▶ **ACTION ITEM**
For the records that follow, say how many lines have the word "JSON" in them. Write the number and nothing more.

[Stored dataset items]

═══

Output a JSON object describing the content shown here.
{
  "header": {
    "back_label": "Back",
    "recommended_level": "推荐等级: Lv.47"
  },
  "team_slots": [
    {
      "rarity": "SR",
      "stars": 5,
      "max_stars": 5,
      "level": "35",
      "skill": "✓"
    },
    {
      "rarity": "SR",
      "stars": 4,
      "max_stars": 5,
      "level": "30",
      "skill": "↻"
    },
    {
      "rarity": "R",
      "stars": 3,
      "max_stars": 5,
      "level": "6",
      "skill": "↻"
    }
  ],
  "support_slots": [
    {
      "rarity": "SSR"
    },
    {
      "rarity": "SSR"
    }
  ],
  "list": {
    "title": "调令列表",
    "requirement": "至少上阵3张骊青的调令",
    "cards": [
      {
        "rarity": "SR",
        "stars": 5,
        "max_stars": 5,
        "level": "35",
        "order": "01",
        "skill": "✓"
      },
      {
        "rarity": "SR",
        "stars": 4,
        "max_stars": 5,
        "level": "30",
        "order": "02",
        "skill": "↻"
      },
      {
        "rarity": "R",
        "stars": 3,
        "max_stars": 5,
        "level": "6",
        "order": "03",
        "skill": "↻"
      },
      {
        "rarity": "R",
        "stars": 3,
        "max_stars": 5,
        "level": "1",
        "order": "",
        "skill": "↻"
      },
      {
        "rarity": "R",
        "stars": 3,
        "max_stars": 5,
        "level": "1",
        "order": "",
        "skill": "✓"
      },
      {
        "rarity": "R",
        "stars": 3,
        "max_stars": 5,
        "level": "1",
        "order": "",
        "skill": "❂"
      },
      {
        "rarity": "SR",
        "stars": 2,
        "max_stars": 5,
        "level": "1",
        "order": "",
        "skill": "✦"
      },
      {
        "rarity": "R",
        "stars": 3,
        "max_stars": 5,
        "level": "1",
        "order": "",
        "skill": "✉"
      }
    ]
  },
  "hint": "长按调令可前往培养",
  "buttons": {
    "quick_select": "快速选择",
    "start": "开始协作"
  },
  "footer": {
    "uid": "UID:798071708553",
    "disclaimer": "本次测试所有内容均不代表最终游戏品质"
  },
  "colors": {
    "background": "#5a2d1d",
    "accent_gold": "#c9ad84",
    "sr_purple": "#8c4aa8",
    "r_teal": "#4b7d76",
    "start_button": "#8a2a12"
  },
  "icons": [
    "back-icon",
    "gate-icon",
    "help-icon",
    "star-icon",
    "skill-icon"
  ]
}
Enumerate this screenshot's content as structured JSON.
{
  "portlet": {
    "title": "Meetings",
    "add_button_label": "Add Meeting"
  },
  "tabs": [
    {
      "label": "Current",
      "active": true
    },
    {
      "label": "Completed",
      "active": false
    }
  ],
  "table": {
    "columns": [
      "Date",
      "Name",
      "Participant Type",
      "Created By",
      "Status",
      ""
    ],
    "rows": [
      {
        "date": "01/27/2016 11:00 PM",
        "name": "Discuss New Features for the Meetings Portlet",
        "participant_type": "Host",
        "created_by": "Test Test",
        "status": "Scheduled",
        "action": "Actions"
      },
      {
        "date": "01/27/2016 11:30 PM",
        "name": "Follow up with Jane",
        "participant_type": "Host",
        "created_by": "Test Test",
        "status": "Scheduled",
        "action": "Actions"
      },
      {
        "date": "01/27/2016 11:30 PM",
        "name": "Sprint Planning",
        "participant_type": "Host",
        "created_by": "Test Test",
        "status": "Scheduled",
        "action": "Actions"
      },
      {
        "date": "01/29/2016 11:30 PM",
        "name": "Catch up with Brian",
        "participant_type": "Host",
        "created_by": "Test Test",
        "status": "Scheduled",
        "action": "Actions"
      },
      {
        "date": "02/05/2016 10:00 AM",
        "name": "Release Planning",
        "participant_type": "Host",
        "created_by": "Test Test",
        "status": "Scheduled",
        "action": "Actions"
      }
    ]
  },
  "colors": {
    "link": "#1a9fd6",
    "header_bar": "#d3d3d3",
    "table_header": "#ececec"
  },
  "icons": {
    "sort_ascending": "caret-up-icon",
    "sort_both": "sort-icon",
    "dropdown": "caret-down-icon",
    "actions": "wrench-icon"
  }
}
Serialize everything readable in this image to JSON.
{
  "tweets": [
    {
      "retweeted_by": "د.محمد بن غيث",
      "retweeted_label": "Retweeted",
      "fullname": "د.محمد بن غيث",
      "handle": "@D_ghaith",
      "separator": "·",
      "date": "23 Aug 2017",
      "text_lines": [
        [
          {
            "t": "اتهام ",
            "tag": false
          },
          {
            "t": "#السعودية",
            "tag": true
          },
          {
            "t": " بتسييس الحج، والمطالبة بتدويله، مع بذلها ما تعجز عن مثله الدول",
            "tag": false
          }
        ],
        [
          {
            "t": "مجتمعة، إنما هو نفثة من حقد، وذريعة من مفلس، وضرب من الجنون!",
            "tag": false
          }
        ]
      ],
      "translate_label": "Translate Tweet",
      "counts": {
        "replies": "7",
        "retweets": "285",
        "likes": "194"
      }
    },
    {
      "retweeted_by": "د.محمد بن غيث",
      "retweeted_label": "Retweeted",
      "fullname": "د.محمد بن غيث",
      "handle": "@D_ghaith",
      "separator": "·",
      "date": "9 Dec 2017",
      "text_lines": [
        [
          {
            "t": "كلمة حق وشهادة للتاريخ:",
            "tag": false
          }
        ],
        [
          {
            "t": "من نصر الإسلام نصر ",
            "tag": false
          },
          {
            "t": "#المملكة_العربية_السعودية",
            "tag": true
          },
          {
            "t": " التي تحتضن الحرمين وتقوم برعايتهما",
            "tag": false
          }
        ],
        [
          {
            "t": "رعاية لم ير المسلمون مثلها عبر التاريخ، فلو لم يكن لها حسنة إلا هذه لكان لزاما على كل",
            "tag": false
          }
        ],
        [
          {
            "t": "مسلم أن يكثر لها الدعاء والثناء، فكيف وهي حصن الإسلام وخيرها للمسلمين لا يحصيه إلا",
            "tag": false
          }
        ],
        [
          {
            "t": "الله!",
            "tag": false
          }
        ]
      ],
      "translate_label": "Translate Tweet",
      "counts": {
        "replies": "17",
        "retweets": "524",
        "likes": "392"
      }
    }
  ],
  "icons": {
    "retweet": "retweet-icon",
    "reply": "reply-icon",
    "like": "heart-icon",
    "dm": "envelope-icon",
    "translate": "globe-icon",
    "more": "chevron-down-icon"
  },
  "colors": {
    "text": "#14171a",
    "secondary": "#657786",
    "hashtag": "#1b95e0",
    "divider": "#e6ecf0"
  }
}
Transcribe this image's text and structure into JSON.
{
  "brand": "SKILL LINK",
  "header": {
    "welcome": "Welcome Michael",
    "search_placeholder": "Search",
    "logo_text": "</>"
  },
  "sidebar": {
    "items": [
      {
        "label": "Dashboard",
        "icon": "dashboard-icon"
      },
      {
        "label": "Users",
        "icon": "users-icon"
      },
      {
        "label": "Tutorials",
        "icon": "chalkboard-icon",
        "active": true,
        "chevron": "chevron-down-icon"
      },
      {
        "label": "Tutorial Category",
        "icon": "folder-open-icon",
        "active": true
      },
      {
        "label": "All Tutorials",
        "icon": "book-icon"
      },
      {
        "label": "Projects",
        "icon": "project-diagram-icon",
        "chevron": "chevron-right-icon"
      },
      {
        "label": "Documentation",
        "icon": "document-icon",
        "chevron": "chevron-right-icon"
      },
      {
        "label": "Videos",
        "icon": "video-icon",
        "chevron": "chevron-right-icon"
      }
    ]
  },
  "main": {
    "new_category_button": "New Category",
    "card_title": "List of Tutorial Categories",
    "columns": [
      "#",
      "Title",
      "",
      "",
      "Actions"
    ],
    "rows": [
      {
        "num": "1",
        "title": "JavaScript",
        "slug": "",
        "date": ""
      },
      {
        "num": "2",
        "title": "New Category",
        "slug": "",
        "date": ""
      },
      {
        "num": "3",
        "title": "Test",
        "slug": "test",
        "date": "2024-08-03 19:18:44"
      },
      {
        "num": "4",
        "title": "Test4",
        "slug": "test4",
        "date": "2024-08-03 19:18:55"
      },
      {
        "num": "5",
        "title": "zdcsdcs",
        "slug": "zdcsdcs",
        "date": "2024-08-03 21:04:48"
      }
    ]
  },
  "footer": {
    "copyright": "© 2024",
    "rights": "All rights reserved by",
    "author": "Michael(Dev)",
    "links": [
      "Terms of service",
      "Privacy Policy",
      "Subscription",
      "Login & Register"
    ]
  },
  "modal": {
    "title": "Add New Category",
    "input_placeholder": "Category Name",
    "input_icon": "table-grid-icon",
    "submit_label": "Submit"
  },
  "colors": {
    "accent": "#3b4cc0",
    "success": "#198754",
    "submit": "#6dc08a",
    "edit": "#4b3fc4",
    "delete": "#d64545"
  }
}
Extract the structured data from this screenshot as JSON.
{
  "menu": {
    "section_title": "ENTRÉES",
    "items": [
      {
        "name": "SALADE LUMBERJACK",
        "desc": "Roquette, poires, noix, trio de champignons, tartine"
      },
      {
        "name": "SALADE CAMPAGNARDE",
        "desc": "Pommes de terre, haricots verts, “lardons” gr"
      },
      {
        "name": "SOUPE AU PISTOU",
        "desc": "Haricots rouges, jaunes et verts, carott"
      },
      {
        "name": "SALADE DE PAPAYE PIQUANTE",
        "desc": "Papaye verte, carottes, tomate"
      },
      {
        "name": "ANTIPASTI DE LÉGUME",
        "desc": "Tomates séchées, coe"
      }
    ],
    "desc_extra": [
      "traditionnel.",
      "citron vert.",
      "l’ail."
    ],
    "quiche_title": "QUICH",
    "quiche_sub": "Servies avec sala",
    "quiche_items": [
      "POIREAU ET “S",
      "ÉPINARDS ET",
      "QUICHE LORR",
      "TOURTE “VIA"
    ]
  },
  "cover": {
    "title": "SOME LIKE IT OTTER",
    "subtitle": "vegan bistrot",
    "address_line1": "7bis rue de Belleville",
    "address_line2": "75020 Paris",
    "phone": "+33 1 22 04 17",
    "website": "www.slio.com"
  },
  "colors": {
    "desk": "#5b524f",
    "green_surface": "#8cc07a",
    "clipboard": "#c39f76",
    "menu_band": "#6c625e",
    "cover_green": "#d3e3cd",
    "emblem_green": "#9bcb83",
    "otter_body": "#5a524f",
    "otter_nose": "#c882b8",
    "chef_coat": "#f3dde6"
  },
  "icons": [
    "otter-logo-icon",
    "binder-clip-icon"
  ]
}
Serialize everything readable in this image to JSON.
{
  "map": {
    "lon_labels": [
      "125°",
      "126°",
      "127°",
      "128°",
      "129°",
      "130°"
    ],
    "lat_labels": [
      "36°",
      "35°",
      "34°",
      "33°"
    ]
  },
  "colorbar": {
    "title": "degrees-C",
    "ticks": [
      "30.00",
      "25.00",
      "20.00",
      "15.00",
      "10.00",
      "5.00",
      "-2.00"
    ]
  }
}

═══

▶ **SOLUTION FOR THIS TASK**
6